#Rihannaplane landed last night in New York, and while we wait on the final dispatches from our brave colleagues who were onboard, we thought we would take a moment to start looking at the album that has inspired the whole thing but been seemingly tucked a back seat pocket for the duration of the seven days. Who has time to talk dub-break downs when there’s Ace to be sipped and buses to catch! We get it.
But Unapologetic marks Rihanna’s seventh turn, and it brings to the table much to be reckoned with regarding quality and quantity and he-who-shall-not-be-named. There is also Rihanna’s confidence and swaggering deviance, and of course: “Diamonds.”
The Ones That Are Definitely About Chris Brown:
Otherwise known as or suspected to be: most of the album. And then of course there is the song where they together try to convince us that it’s not our business. She is, as we on the internet might say, a troll, and a very good one at that. She needs something to be Unapologetic about, and when her penchant for partying and profanity just won’t shock, she’s more than happy to bring in her trump card. She’s frequently defiant (“I still got my money/Who cares how you haters feel?” on “Pour It Up”) and defensive (“I was flying ’til you knocked me to the floor,” in “No Love Allowed”) of love that leaves bruises. And that’s to say nothing of the song they share (more on that in a second). Brown’s inclusion raises the #nophucksgiven stakes for Rihanna, but might make this otherwise very enjoyable album a tough one for some people to listen through. We couldn’t exactly blame you.
The One That Actually Features Chris Brown:
“Nobody’s Business,” is Rhianna at her most unapologetic. While the rest of the album has her throwing elbows and fighting for her right to be rich, to party hard, and to hang out with her one-time abuser, “Nobody’s Business” seems to have her feeling loose and having fun. And as heavy as Rihanna and Chris Brown’s history may sit with you, this song — summoning Michael Jackson as it does and so danceable as it is — is carefully crafted to leave you feeling the same way. It’s the most difficult song to reckon with, and also one of the album’s best. So, Rihanna wins this round while Brown, he and his MJ impression take the assist.
She’s not done. “Love Without Tragedy/Mother Mary” comes next, dropping us like a thud as it lets the air out of the charade that was “Nobody’s Business ” The nearly 7-minute suit again keeps Brown close, but this time has Rihanna marking their relationship as tragic with worried admittances like: “You took the best years of my life / I took the best years of your life / Felt love struck me with a knife / I pray that love don’t strike twice.” At one point she swears she’ll change, at another she’s bracing herself for death, and whatever make-out-y feelings you were feeling after “Nobody’s Business” turn back to guilt. It makes for a confusing stretch, but probably also the most autobiographical ten minutes in her catalogue.

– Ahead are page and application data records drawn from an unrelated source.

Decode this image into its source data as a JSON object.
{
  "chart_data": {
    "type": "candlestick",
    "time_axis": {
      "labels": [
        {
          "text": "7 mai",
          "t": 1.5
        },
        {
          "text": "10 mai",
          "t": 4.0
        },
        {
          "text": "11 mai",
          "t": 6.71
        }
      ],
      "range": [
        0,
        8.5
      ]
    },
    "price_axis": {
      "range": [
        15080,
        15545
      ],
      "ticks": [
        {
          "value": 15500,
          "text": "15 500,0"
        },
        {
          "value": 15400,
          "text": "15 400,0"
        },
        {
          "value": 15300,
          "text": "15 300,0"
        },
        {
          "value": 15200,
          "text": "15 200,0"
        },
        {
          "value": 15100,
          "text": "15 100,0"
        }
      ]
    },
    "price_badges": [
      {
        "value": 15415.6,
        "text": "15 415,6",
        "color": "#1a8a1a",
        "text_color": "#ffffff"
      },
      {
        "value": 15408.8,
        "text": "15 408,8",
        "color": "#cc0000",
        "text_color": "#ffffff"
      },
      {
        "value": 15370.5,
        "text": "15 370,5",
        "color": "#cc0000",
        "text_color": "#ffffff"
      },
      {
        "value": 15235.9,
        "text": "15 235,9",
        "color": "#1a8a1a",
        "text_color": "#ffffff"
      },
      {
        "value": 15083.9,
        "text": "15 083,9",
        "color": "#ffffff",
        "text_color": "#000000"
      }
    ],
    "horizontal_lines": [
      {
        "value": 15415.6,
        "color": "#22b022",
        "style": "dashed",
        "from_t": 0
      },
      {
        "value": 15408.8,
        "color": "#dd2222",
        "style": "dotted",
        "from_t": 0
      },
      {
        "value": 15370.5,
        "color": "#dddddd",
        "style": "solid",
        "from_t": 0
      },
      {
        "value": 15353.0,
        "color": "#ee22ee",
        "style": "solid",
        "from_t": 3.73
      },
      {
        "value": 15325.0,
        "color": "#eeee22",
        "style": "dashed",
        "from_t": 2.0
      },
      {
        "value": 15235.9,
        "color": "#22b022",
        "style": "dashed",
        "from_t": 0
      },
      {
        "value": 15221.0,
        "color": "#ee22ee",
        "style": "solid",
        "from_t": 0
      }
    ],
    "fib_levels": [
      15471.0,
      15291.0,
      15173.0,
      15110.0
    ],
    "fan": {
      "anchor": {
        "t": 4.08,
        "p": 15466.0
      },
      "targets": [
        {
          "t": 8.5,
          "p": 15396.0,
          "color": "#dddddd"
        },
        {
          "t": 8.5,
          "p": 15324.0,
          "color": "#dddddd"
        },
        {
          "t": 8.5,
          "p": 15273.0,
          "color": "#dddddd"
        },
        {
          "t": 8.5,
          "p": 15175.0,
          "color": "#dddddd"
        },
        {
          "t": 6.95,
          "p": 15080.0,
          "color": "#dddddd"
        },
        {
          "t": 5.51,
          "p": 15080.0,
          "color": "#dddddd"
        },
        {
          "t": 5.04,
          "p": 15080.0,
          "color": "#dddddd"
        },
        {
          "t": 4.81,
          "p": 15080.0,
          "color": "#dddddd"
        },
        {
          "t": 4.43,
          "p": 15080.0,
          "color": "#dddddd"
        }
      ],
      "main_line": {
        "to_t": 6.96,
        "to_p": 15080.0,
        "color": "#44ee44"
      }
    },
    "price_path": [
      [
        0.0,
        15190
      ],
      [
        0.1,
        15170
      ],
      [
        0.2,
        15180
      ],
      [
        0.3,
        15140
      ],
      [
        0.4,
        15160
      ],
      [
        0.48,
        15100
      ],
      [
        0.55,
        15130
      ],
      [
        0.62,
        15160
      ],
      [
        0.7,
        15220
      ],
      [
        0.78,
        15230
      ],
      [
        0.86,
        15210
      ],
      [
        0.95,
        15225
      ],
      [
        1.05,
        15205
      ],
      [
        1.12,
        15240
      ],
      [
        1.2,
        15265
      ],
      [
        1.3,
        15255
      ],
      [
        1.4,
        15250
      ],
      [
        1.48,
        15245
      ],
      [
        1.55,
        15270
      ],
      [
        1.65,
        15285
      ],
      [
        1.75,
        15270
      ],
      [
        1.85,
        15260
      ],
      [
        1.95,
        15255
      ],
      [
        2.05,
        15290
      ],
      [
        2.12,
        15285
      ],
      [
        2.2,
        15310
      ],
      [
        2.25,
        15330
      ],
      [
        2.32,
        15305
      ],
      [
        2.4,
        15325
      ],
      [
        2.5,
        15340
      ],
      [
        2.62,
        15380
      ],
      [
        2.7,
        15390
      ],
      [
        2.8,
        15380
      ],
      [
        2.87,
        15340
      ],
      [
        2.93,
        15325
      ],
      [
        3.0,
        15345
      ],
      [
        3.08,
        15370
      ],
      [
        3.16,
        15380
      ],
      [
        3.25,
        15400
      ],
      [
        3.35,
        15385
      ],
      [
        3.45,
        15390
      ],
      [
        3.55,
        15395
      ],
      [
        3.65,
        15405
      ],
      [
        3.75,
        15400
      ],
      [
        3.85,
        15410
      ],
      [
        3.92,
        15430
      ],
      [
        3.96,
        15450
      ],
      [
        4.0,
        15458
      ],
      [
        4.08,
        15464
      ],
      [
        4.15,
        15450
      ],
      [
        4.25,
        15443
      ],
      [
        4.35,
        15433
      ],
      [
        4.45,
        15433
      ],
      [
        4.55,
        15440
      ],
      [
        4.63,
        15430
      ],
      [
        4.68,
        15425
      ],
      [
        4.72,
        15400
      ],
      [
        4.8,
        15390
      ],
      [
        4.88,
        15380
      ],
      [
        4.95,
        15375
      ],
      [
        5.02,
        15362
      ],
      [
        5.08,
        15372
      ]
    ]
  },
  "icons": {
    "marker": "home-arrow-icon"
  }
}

The Eardrum Altering:
Like every pop album this year must, Unapologetic embraces the Euro-womp that has so thoroughly infected airways, and particularly so with David Guetta‘s two contributions: “Phresh Out the Runway” and “Right Now” are gritty, grinding and guttural, and will for sure have parents jumping to turn down the volume if they ever make it to the radio.
Best Influence Guest Verse: “Loveeeeeee Song” has Future, an Atlanta rapper with an unbelievable knack for melody, almost moaning while he sings: “I hope I’m not sounding to desperate.” Rihanna sounds clear and bright by comparison. It’s rare and refreshing, even if she’s still singing about wanting to be someone’s “possession.”
Biggest Waste Of Space Guest Verse:
“Numb” swirls and slurs under the influence and is very, very good, but with no thanks due to Rihanna’s guest on the song Eminem. Despite her “get closer to me if you dare, I double dare” pleadings, he only manages to muster a butt police (“reear-reeaar”) joke and a mumbled something about bath salts. His real misstep though is his mention of “Love The Way You Lie,” their tormented duet from his 2010 Recovery that makes his turn here pass like a hallucination.
Biggest Disappointment / Best Surprise:
We really fell for “Stay” as it was debuted it on Saturday Night Live, spare and weighted with emotion and unlike anything we have come to expect from Rihanna. The album version still has Rihanna really singing, but she sounds bored, and Mikky Ekko’s part has the whole project sound like a Gotye song. It’s not bad, but feels deflated after that first performance. “What Now” finds her far more aching, and it turns out to be the most compelling of the album’s piano-led ballads. And while we’re here, Oddest Enunciation goes easily to the way she pronounces “mirror” in this song as “me-uh-ur.” Runner-up goes to “bidness” on “Nobody’s Business.” Rihanna, do you!
And The One Where She Sings Ginuwine‘s “Pony”?
“Jump” is great! As are: her get-hers anthem “Pour It Up” and, duh, “Diamonds.”
But that’s all just us! What did you think of Unapologetic?